Amirov v. Russia
Evidence | Relatives as Victims | Effective Remedy | Women and Girls | Duty to Investigate
The Committee found that the State party had failed in its duty to adequately investigate allegations of torture put forward by the applicant. However, while reaffirming its views that the burden of proof cannot rest on the applicants alone, especially when there is a claim of violation of the right not to be tortured by State authorities, it did not find evidence of a direct violation of such a right with respect to the victim. In light of the horrific conditions in which the applicant found the victim's remains, followed by dilatory, sporadic investigative measures, the Committee made a finding of ill-treatment with respect to the victim's husband.
April 2, 2009
Article 2(3) [ICCPR], Article 6 [ICCPR], Article 7 [ICCPR]
Articles not violated / not dealt with
Article 6 [ICCPR], Article 26 [ICCPR]
Facts of the Case

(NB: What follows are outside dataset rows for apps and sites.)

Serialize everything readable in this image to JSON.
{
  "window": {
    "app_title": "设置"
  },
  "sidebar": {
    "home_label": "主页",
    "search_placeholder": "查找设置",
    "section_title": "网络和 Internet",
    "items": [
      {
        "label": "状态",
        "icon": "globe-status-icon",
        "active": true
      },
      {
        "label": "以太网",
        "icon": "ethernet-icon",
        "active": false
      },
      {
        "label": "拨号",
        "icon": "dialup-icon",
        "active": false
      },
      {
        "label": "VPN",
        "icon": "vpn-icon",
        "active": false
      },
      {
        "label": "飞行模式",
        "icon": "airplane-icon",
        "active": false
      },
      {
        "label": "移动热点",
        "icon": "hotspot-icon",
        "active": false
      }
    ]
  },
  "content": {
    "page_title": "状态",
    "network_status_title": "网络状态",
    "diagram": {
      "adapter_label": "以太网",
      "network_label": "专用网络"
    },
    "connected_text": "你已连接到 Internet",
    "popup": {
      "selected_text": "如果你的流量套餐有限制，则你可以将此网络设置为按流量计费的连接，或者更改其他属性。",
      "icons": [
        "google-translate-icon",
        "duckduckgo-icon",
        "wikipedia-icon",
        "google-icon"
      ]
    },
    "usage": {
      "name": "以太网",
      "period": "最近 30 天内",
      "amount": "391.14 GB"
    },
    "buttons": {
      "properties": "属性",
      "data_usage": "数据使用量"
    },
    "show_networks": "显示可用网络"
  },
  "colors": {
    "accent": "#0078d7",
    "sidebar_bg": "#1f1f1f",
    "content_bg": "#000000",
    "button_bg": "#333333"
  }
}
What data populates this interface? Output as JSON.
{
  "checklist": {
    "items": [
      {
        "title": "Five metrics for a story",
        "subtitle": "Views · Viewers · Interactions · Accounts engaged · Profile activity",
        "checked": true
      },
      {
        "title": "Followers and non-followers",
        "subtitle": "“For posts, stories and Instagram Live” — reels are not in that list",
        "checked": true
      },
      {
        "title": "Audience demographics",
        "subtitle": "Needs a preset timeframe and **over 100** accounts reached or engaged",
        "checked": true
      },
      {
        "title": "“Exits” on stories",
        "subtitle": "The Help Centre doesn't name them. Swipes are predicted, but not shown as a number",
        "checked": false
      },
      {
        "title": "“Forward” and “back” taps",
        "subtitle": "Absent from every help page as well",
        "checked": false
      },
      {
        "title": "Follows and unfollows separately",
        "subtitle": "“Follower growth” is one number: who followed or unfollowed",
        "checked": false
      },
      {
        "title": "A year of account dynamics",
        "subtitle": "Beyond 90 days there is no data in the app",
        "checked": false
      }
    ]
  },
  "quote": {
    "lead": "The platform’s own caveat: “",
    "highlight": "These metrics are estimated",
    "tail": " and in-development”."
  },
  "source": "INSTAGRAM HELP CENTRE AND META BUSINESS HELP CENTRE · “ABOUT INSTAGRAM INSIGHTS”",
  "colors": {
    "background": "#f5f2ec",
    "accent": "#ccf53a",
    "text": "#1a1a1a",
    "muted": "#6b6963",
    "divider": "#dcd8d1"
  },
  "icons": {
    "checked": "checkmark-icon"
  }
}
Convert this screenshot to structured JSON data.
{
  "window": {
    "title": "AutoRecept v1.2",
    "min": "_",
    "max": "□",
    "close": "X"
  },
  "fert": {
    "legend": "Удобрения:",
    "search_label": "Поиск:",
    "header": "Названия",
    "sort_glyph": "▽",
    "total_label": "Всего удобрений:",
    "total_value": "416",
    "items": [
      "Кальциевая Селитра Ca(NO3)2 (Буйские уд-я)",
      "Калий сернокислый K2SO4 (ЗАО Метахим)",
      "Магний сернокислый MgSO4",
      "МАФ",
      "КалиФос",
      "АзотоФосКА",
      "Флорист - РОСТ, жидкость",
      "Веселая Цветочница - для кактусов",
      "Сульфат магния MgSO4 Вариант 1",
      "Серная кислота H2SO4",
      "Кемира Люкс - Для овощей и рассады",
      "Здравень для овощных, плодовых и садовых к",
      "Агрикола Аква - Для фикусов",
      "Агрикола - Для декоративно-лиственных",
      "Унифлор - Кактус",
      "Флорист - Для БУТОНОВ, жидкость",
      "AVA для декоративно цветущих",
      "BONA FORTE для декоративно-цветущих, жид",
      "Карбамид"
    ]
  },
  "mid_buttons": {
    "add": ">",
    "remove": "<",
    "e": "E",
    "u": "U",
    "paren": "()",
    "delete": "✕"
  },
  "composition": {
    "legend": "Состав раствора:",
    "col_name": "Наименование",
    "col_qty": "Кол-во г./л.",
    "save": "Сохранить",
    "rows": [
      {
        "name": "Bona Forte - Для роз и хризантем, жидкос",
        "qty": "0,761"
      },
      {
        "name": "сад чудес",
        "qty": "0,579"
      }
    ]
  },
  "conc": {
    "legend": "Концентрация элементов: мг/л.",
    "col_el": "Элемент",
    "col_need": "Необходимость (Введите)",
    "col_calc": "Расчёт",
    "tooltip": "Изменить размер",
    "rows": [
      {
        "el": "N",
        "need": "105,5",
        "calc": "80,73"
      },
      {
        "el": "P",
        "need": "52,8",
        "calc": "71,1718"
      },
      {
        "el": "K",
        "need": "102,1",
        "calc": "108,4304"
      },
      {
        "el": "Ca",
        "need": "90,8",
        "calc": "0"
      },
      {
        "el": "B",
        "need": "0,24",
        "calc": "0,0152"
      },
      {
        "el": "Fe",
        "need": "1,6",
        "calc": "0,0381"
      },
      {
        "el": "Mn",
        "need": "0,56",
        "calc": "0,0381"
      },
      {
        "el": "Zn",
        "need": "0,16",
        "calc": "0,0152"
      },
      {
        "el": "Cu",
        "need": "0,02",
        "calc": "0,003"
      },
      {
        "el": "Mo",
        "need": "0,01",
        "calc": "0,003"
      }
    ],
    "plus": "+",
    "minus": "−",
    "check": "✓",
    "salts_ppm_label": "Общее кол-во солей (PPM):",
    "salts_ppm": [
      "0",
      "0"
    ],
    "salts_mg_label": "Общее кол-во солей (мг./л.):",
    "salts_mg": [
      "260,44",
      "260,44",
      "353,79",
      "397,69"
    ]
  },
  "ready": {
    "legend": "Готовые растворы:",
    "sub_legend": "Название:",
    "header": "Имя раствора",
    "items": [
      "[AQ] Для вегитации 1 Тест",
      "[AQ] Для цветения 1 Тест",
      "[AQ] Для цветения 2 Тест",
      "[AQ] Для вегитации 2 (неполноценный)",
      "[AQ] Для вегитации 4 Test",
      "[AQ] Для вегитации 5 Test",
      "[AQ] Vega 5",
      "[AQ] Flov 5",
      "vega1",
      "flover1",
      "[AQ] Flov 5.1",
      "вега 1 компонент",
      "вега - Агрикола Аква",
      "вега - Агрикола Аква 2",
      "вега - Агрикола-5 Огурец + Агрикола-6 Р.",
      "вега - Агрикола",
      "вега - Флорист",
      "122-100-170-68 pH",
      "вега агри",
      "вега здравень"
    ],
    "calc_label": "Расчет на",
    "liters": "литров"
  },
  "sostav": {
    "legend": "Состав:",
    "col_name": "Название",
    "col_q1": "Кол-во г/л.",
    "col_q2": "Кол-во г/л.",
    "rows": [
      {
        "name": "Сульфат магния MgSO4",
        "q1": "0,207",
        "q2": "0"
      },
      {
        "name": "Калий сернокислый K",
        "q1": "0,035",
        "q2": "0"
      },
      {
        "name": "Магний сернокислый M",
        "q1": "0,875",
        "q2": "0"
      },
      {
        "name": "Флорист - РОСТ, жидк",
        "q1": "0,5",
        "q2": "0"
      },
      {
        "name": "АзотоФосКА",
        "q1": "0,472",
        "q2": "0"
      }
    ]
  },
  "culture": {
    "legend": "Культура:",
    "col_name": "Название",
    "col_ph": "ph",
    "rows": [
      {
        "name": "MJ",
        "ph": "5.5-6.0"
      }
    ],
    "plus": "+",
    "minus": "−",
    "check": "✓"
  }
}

On 11 January 2000, Mrs. Aïzan Amirova registered with the local police for permission to cross a checkpoint, and some witnesses saw her on 12 January 2000 at a bus stop where she and other two women were “taken captive by military officers”. Mrs. Amirova's body, presenting several injuries, was found on 7 May 2000 in Grozny, and the inquiry into her disappearance was closed. On 19 May 2000, the Prosecutor’s Office initiated a criminal investigation into the circumstances of her death, but forensic examination of her body was not performed. On 19 June 2000, the criminal case was closed for lack of “evidence of a crime”, and it was declared that Mrs. Amirova was "not a victim of a crime but rather died from pregnancy complications.” Mrs. Amirova’s husband asked for the investigation to be reopened, but his request was refused. The investigation was reopened and again suspended several times. On 31 August 2001, Mrs. Amirova’s death certificate was issued, stating that she died from a gunshot wound on 12 January 2000.